== INSTRUCTIONS FOR THE TASK ==
Read through the listing below, and copy every line where the string "Advanced" appears.

*****

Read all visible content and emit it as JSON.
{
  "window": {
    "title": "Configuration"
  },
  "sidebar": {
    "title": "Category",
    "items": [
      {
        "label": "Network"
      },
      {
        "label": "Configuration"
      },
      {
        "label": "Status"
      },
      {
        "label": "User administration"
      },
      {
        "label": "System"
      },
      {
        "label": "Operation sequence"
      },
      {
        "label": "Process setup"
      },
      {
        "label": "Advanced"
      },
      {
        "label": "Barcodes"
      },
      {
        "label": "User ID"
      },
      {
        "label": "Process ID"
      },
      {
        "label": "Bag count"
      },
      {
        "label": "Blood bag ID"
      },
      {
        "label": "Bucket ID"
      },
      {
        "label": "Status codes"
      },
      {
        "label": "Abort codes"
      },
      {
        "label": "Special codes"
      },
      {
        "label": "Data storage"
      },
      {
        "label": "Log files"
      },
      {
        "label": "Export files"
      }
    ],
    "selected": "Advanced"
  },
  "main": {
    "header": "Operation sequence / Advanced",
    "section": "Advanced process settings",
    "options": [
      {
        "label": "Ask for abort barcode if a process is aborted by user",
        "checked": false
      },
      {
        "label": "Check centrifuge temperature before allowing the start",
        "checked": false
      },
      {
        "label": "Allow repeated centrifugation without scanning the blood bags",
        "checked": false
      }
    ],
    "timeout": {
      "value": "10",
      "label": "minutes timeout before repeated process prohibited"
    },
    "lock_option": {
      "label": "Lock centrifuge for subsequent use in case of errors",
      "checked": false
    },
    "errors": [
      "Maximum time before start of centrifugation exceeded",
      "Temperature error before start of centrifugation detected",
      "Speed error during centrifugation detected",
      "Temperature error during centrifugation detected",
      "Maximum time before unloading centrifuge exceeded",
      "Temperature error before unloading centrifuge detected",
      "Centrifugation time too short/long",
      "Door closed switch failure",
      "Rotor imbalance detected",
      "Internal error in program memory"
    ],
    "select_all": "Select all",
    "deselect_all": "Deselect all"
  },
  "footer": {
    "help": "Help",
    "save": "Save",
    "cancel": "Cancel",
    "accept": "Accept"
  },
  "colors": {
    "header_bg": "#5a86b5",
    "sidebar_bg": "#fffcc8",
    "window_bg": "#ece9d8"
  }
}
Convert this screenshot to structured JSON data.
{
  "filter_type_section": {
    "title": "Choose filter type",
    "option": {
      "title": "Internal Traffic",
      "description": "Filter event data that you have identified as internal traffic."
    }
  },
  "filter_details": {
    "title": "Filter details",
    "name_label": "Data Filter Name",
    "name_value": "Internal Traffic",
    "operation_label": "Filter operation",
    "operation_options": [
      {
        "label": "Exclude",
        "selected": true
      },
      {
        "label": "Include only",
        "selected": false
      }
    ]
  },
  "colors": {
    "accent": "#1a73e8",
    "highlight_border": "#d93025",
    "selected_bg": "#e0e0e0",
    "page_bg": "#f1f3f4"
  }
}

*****

== RESULT ==
        "label": "Advanced"
    "selected": "Advanced"
    "header": "Operation sequence / Advanced",
    "section": "Advanced process settings",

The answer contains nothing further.